Paléosismologie Spatiale : segmentation et scénarios de ruptures sismiques. Applications à deux failles actives décrochantes asiatiques : la faille de Fuyun et la faille du Kunlun, Chine
IPGP - Îlot Cuvier
Soutenances de thèses
Tectonique et Mécanique de la Lithosphère, IPGP

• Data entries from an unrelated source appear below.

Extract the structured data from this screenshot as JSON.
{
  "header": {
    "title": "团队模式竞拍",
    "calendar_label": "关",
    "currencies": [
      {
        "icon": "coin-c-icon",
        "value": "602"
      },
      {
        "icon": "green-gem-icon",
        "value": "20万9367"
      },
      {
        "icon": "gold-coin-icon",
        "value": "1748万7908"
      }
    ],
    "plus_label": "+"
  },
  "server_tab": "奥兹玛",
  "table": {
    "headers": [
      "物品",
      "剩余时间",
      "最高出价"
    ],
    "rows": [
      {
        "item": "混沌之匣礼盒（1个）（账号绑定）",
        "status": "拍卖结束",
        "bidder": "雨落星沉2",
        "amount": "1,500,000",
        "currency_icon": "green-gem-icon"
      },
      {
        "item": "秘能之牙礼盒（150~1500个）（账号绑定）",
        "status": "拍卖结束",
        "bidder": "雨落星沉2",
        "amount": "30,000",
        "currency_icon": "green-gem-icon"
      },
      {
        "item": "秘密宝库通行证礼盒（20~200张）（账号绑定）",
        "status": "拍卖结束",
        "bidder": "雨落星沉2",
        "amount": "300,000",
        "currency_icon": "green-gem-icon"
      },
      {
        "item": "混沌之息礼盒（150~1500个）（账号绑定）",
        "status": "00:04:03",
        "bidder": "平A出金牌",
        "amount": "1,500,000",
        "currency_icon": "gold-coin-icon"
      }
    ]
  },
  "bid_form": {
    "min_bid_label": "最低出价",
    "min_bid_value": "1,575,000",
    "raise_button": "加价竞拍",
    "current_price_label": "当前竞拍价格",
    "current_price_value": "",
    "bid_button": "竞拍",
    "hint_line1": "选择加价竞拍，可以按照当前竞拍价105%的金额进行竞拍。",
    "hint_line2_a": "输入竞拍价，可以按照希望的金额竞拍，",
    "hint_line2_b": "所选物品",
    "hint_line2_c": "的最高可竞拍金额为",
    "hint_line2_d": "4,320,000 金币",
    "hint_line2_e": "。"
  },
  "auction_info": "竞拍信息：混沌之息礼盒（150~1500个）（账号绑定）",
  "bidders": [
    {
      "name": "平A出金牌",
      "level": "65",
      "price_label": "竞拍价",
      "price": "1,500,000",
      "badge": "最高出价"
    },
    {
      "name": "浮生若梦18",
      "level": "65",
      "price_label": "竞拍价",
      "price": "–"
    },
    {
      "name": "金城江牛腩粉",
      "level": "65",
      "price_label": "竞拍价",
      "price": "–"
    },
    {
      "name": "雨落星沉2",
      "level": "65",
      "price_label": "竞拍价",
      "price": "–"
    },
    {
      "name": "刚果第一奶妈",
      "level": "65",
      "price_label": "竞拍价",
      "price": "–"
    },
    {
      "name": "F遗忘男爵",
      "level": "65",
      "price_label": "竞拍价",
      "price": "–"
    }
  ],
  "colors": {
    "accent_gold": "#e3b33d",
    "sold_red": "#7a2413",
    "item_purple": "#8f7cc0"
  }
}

To understand what are the parameters that control the slip distribution during large strike-slip earthquakes, it is necessary to document each earthquake in details. One key question is to understand how the geometry of the fault interacts with the rupture propagation during the earthquake, to initiate the rupture and possibly to stop it. To address such question, detailed information is needed about rupture geometry and slip distribution for as many as possible earthquakes, in order to try to decipher general rules, if they ever exist. Up to nowadays, the dataset of well-documented continental strike-slip earthquakes includes about 20 historical strike-slip earthquakes, for which accurate surface rupture maps are available. Displacement patterns for successive earthquakes on the same fault are even more rare. Hence, it remains difficult to assess which, if any, proposed earthquake recurrence models might work better in general, or on any given fault in particular. Using geo-referenced high-resolution optical satellite images (Quickbird satellite, pixel 70 cm) along with field observations, we first analysed the well-preserved August 11th, 1931, Fuyun strike-slip rupture (Ms 7.9), China. This event is one of the largest continental strike-slip earthquakes of the last hundred years. Thanks to the arid climate conditions that prevail in the Fuyun area, the analysis of these images allowed us to constrain the length and the geometry of the rupture zone. Detailed mapping revealed a linear right-lateral shear zone striking NNW that can be mapped for about 160 km, from the Kayirti River, in the north, to the Ulungur River, in the south. The rupture went bilateral through a series of jogs, both extensional and compressional, with the width varying from few hundred meters to about 2km. In the South, the rupture ended at the Almant Mountain, a 10-km-wide compressional jog. According to major changes in rupture geometry (jogs, fault branches and bends), the 1931 surface rupture can be divided into seven main geometric segments. Each of these first order segments could be further split into higher order segments, linked by geometric complexities at smaller scales. Our two targets in this work have been the Fuyun fault, affected by an earthquake in 1931 (Ms7.9), and the Kunlun fault affected by an earthquake in 2001 (Mw7.8). In both cases, we have been able to measure landform offsets that we can identify on the satellite images. These offsets are associated either to the last event or to older events. In that case they represent cumulative displacement. Along the Fuyun rupture, the 1931 earthquake slip distribution, defined by 290 offsets, shows an average slip of 6.3 m. The slip distribution is unusually flat over its entire length. Co-located larger offsets, interpreted as cumulative offsets, allow us to define 4 more events in addition to the most recent one. Although pre-1931 offsets remain to be dated, the slip distribution of each event seems to follow a similar flat pattern, supporting a characteristic earthquake model interpretation for the 5 last events. Exploration of several sections of the 2001 (Mw 7.8) Kunlun strike-slip surface rupture with similar methodology allowed us to identify cumulative offsets, in addition to the coseismic slip distribution, which is already well constrained by several other methods (Field observations, InSAR and SPOT images correlation). We observed that co-located larger offsets are very similar to the 2001 co-seismic offsets, supporting a characteristic-slip model. Slip variability along the 2001 rupture is significant and it seems to be correlated with the geometry of the surface rupture. Hence, unlike for the Fuyun event, in the case of the Kunlun earthquake it seems that the different fault segments involved in the 2001 rupture might not always break together. Instead, the fault segments could also break individually during smaller events, to accommodate over the long term the difference of slip between the different fault segments that form the Kunlun fault. Although it is difficult to differentiate between the slip- or the earthquake characteristic models, we propose that the behaviour of these two faults is organized and that they follow a characteristic pattern, when rupturing. The addition of some time new constrains in a near future (samples currently being processed) will help us to make progress in the understanding of the long term behaviour of these two faults.